→ Work request:
Please retype the data in full, exactly as given.

→ Dataset records:
------------------------------------------------------------------------

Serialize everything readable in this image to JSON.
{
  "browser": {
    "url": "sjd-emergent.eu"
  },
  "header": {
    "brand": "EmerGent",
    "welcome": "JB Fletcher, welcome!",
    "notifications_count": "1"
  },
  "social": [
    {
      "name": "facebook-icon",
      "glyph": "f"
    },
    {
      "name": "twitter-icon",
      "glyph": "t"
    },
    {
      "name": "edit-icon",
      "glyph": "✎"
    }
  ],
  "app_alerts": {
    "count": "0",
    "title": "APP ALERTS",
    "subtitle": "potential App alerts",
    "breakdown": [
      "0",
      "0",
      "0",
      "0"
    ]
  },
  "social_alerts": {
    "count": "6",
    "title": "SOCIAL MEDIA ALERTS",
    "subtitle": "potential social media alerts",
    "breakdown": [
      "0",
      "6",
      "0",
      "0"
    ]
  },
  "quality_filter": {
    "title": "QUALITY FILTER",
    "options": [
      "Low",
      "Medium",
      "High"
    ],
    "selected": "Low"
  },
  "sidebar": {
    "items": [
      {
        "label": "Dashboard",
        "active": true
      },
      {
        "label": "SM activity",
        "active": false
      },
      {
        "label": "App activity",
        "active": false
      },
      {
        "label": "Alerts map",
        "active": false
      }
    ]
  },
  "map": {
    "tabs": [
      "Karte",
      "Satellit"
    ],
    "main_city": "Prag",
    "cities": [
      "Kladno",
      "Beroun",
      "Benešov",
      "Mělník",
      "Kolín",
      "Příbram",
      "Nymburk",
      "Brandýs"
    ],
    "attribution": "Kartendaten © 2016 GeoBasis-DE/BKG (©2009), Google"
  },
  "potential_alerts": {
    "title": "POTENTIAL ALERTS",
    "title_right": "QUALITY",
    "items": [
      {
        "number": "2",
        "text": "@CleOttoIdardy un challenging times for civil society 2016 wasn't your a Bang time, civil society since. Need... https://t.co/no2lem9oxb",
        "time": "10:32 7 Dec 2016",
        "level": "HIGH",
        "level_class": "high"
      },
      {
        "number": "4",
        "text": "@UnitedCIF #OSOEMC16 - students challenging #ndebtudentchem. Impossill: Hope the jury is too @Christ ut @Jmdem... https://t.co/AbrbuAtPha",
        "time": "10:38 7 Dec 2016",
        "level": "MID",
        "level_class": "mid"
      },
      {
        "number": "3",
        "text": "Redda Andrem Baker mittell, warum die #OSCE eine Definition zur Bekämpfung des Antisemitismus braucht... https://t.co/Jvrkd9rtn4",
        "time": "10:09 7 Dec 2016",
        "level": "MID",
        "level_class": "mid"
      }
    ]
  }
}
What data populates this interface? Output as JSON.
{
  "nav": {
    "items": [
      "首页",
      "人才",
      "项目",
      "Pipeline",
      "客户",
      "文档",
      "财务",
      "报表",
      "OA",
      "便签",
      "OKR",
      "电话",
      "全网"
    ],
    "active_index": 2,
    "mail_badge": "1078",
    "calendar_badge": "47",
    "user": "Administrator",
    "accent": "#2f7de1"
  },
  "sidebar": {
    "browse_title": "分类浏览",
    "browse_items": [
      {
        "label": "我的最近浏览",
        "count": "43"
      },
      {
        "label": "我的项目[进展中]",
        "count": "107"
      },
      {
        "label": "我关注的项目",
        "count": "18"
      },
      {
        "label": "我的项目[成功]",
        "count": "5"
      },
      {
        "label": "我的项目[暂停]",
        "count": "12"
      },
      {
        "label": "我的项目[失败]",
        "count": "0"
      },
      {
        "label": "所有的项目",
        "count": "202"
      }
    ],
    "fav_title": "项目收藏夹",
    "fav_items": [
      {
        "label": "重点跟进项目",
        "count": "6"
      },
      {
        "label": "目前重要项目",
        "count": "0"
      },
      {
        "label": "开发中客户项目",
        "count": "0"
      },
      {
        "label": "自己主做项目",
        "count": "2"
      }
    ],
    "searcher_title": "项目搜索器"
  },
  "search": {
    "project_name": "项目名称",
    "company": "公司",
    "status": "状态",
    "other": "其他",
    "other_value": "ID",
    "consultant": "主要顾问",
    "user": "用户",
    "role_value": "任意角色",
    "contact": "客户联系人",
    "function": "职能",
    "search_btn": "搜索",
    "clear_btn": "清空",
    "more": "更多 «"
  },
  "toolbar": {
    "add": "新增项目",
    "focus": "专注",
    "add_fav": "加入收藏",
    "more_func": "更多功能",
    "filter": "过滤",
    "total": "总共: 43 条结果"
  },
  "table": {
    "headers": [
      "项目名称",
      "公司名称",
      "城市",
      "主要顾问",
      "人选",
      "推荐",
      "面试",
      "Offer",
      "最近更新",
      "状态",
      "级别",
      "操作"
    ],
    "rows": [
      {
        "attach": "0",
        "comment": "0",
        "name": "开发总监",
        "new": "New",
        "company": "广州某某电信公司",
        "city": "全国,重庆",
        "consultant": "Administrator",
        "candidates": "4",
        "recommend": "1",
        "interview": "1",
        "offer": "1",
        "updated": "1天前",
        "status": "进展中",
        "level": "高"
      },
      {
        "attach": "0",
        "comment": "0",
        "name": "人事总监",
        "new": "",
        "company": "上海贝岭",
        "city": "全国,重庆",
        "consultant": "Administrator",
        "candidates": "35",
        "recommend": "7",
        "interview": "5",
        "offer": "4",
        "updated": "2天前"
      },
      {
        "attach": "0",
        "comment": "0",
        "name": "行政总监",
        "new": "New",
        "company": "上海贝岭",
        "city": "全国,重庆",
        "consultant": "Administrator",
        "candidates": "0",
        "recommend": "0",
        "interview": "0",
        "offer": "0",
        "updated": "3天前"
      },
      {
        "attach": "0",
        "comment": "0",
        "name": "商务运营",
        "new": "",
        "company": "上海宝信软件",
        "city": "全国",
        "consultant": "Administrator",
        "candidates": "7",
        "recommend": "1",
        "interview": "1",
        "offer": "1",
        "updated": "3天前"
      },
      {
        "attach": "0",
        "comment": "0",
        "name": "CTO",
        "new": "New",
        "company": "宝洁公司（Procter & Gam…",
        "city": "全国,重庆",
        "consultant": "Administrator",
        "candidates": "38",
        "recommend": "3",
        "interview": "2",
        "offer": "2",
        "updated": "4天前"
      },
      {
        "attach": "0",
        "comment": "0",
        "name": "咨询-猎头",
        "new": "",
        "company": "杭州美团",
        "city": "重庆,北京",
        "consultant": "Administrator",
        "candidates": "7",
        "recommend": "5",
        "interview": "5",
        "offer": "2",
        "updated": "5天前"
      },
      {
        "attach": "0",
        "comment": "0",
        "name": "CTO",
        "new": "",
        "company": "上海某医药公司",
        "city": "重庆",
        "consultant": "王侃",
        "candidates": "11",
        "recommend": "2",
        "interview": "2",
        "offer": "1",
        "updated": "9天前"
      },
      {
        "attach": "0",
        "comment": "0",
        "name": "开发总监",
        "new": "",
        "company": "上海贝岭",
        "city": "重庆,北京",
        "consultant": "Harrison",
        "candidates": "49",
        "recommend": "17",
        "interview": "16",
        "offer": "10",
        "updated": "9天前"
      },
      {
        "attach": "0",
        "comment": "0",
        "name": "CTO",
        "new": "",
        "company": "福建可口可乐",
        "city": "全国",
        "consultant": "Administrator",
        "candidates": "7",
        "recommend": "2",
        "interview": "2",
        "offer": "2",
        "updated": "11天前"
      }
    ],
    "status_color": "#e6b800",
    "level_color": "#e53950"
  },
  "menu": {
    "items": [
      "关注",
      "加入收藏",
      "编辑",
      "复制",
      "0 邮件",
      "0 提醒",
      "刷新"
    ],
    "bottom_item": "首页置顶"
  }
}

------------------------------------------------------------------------

→ Response area:
Serialize everything readable in this image to JSON.
{
  "browser": {
    "url": "sjd-emergent.eu"
  },
  "header": {
    "brand": "EmerGent",
    "welcome": "JB Fletcher, welcome!",
    "notifications_count": "1"
  },
  "social": [
    {
      "name": "facebook-icon",
      "glyph": "f"
    },
    {
      "name": "twitter-icon",
      "glyph": "t"
    },
    {
      "name": "edit-icon",
      "glyph": "✎"
    }
  ],
  "app_alerts": {
    "count": "0",
    "title": "APP ALERTS",
    "subtitle": "potential App alerts",
    "breakdown": [
      "0",
      "0",
      "0",
      "0"
    ]
  },
  "social_alerts": {
    "count": "6",
    "title": "SOCIAL MEDIA ALERTS",
    "subtitle": "potential social media alerts",
    "breakdown": [
      "0",
      "6",
      "0",
      "0"
    ]
  },
  "quality_filter": {
    "title": "QUALITY FILTER",
    "options": [
      "Low",
      "Medium",
      "High"
    ],
    "selected": "Low"
  },
  "sidebar": {
    "items": [
      {
        "label": "Dashboard",
        "active": true
      },
      {
        "label": "SM activity",
        "active": false
      },
      {
        "label": "App activity",
        "active": false
      },
      {
        "label": "Alerts map",
        "active": false
      }
    ]
  },
  "map": {
    "tabs": [
      "Karte",
      "Satellit"
    ],
    "main_city": "Prag",
    "cities": [
      "Kladno",
      "Beroun",
      "Benešov",
      "Mělník",
      "Kolín",
      "Příbram",
      "Nymburk",
      "Brandýs"
    ],
    "attribution": "Kartendaten © 2016 GeoBasis-DE/BKG (©2009), Google"
  },
  "potential_alerts": {
    "title": "POTENTIAL ALERTS",
    "title_right": "QUALITY",
    "items": [
      {
        "number": "2",
        "text": "@CleOttoIdardy un challenging times for civil society 2016 wasn't your a Bang time, civil society since. Need... https://t.co/no2lem9oxb",
        "time": "10:32 7 Dec 2016",
        "level": "HIGH",
        "level_class": "high"
      },
      {
        "number": "4",
        "text": "@UnitedCIF #OSOEMC16 - students challenging #ndebtudentchem. Impossill: Hope the jury is too @Christ ut @Jmdem... https://t.co/AbrbuAtPha",
        "time": "10:38 7 Dec 2016",
        "level": "MID",
        "level_class": "mid"
      },
      {
        "number": "3",
        "text": "Redda Andrem Baker mittell, warum die #OSCE eine Definition zur Bekämpfung des Antisemitismus braucht... https://t.co/Jvrkd9rtn4",
        "time": "10:09 7 Dec 2016",
        "level": "MID",
        "level_class": "mid"
      }
    ]
  }
}
What data populates this interface? Output as JSON.
{
  "nav": {
    "items": [
      "首页",
      "人才",
      "项目",
      "Pipeline",
      "客户",
      "文档",
      "财务",
      "报表",
      "OA",
      "便签",
      "OKR",
      "电话",
      "全网"
    ],
    "active_index": 2,
    "mail_badge": "1078",
    "calendar_badge": "47",
    "user": "Administrator",
    "accent": "#2f7de1"
  },
  "sidebar": {
    "browse_title": "分类浏览",
    "browse_items": [
      {
        "label": "我的最近浏览",
        "count": "43"
      },
      {
        "label": "我的项目[进展中]",
        "count": "107"
      },
      {
        "label": "我关注的项目",
        "count": "18"
      },
      {
        "label": "我的项目[成功]",
        "count": "5"
      },
      {
        "label": "我的项目[暂停]",
        "count": "12"
      },
      {
        "label": "我的项目[失败]",
        "count": "0"
      },
      {
        "label": "所有的项目",
        "count": "202"
      }
    ],
    "fav_title": "项目收藏夹",
    "fav_items": [
      {
        "label": "重点跟进项目",
        "count": "6"
      },
      {
        "label": "目前重要项目",
        "count": "0"
      },
      {
        "label": "开发中客户项目",
        "count": "0"
      },
      {
        "label": "自己主做项目",
        "count": "2"
      }
    ],
    "searcher_title": "项目搜索器"
  },
  "search": {
    "project_name": "项目名称",
    "company": "公司",
    "status": "状态",
    "other": "其他",
    "other_value": "ID",
    "consultant": "主要顾问",
    "user": "用户",
    "role_value": "任意角色",
    "contact": "客户联系人",
    "function": "职能",
    "search_btn": "搜索",
    "clear_btn": "清空",
    "more": "更多 «"
  },
  "toolbar": {
    "add": "新增项目",
    "focus": "专注",
    "add_fav": "加入收藏",
    "more_func": "更多功能",
    "filter": "过滤",
    "total": "总共: 43 条结果"
  },
  "table": {
    "headers": [
      "项目名称",
      "公司名称",
      "城市",
      "主要顾问",
      "人选",
      "推荐",
      "面试",
      "Offer",
      "最近更新",
      "状态",
      "级别",
      "操作"
    ],
    "rows": [
      {
        "attach": "0",
        "comment": "0",
        "name": "开发总监",
        "new": "New",
        "company": "广州某某电信公司",
        "city": "全国,重庆",
        "consultant": "Administrator",
        "candidates": "4",
        "recommend": "1",
        "interview": "1",
        "offer": "1",
        "updated": "1天前",
        "status": "进展中",
        "level": "高"
      },
      {
        "attach": "0",
        "comment": "0",
        "name": "人事总监",
        "new": "",
        "company": "上海贝岭",
        "city": "全国,重庆",
        "consultant": "Administrator",
        "candidates": "35",
        "recommend": "7",
        "interview": "5",
        "offer": "4",
        "updated": "2天前"
      },
      {
        "attach": "0",
        "comment": "0",
        "name": "行政总监",
        "new": "New",
        "company": "上海贝岭",
        "city": "全国,重庆",
        "consultant": "Administrator",
        "candidates": "0",
        "recommend": "0",
        "interview": "0",
        "offer": "0",
        "updated": "3天前"
      },
      {
        "attach": "0",
        "comment": "0",
        "name": "商务运营",
        "new": "",
        "company": "上海宝信软件",
        "city": "全国",
        "consultant": "Administrator",
        "candidates": "7",
        "recommend": "1",
        "interview": "1",
        "offer": "1",
        "updated": "3天前"
      },
      {
        "attach": "0",
        "comment": "0",
        "name": "CTO",
        "new": "New",
        "company": "宝洁公司（Procter & Gam…",
        "city": "全国,重庆",
        "consultant": "Administrator",
        "candidates": "38",
        "recommend": "3",
        "interview": "2",
        "offer": "2",
        "updated": "4天前"
      },
      {
        "attach": "0",
        "comment": "0",
        "name": "咨询-猎头",
        "new": "",
        "company": "杭州美团",
        "city": "重庆,北京",
        "consultant": "Administrator",
        "candidates": "7",
        "recommend": "5",
        "interview": "5",
        "offer": "2",
        "updated": "5天前"
      },
      {
        "attach": "0",
        "comment": "0",
        "name": "CTO",
        "new": "",
        "company": "上海某医药公司",
        "city": "重庆",
        "consultant": "王侃",
        "candidates": "11",
        "recommend": "2",
        "interview": "2",
        "offer": "1",
        "updated": "9天前"
      },
      {
        "attach": "0",
        "comment": "0",
        "name": "开发总监",
        "new": "",
        "company": "上海贝岭",
        "city": "重庆,北京",
        "consultant": "Harrison",
        "candidates": "49",
        "recommend": "17",
        "interview": "16",
        "offer": "10",
        "updated": "9天前"
      },
      {
        "attach": "0",
        "comment": "0",
        "name": "CTO",
        "new": "",
        "company": "福建可口可乐",
        "city": "全国",
        "consultant": "Administrator",
        "candidates": "7",
        "recommend": "2",
        "interview": "2",
        "offer": "2",
        "updated": "11天前"
      }
    ],
    "status_color": "#e6b800",
    "level_color": "#e53950"
  },
  "menu": {
    "items": [
      "关注",
      "加入收藏",
      "编辑",
      "复制",
      "0 邮件",
      "0 提醒",
      "刷新"
    ],
    "bottom_item": "首页置顶"
  }
}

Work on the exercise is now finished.